─── GIVEN RECORDS
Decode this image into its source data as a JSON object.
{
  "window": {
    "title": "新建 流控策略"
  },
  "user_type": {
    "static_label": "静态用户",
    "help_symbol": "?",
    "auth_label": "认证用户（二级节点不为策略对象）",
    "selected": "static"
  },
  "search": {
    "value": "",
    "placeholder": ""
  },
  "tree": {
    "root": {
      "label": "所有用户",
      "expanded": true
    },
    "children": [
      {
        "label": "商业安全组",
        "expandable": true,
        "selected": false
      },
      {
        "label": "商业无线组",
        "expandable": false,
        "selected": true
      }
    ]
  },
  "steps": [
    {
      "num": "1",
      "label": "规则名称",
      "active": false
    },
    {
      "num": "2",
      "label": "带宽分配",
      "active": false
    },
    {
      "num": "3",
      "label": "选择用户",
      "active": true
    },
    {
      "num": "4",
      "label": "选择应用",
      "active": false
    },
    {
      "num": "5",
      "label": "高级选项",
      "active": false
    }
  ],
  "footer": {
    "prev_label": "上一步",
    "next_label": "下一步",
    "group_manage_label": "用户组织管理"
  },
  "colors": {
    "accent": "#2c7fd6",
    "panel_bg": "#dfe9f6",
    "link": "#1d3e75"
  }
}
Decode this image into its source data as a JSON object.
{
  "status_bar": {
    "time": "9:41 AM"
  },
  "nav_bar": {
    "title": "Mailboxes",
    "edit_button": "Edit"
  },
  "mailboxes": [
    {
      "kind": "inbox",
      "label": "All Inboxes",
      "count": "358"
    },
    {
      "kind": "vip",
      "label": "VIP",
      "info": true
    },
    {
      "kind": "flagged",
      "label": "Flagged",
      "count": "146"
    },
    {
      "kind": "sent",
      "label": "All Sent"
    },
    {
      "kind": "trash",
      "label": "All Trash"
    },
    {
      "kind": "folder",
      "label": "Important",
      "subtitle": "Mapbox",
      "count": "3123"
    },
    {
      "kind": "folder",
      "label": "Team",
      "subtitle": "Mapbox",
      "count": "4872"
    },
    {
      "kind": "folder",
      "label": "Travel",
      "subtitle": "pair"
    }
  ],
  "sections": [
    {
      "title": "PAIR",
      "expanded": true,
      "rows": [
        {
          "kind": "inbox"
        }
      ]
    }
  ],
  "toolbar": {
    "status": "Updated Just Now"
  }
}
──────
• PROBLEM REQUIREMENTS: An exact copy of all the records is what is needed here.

• WRITTEN RESPONSE:
Decode this image into its source data as a JSON object.
{
  "window": {
    "title": "新建 流控策略"
  },
  "user_type": {
    "static_label": "静态用户",
    "help_symbol": "?",
    "auth_label": "认证用户（二级节点不为策略对象）",
    "selected": "static"
  },
  "search": {
    "value": "",
    "placeholder": ""
  },
  "tree": {
    "root": {
      "label": "所有用户",
      "expanded": true
    },
    "children": [
      {
        "label": "商业安全组",
        "expandable": true,
        "selected": false
      },
      {
        "label": "商业无线组",
        "expandable": false,
        "selected": true
      }
    ]
  },
  "steps": [
    {
      "num": "1",
      "label": "规则名称",
      "active": false
    },
    {
      "num": "2",
      "label": "带宽分配",
      "active": false
    },
    {
      "num": "3",
      "label": "选择用户",
      "active": true
    },
    {
      "num": "4",
      "label": "选择应用",
      "active": false
    },
    {
      "num": "5",
      "label": "高级选项",
      "active": false
    }
  ],
  "footer": {
    "prev_label": "上一步",
    "next_label": "下一步",
    "group_manage_label": "用户组织管理"
  },
  "colors": {
    "accent": "#2c7fd6",
    "panel_bg": "#dfe9f6",
    "link": "#1d3e75"
  }
}
Decode this image into its source data as a JSON object.
{
  "status_bar": {
    "time": "9:41 AM"
  },
  "nav_bar": {
    "title": "Mailboxes",
    "edit_button": "Edit"
  },
  "mailboxes": [
    {
      "kind": "inbox",
      "label": "All Inboxes",
      "count": "358"
    },
    {
      "kind": "vip",
      "label": "VIP",
      "info": true
    },
    {
      "kind": "flagged",
      "label": "Flagged",
      "count": "146"
    },
    {
      "kind": "sent",
      "label": "All Sent"
    },
    {
      "kind": "trash",
      "label": "All Trash"
    },
    {
      "kind": "folder",
      "label": "Important",
      "subtitle": "Mapbox",
      "count": "3123"
    },
    {
      "kind": "folder",
      "label": "Team",
      "subtitle": "Mapbox",
      "count": "4872"
    },
    {
      "kind": "folder",
      "label": "Travel",
      "subtitle": "pair"
    }
  ],
  "sections": [
    {
      "title": "PAIR",
      "expanded": true,
      "rows": [
        {
          "kind": "inbox"
        }
      ]
    }
  ],
  "toolbar": {
    "status": "Updated Just Now"
  }
}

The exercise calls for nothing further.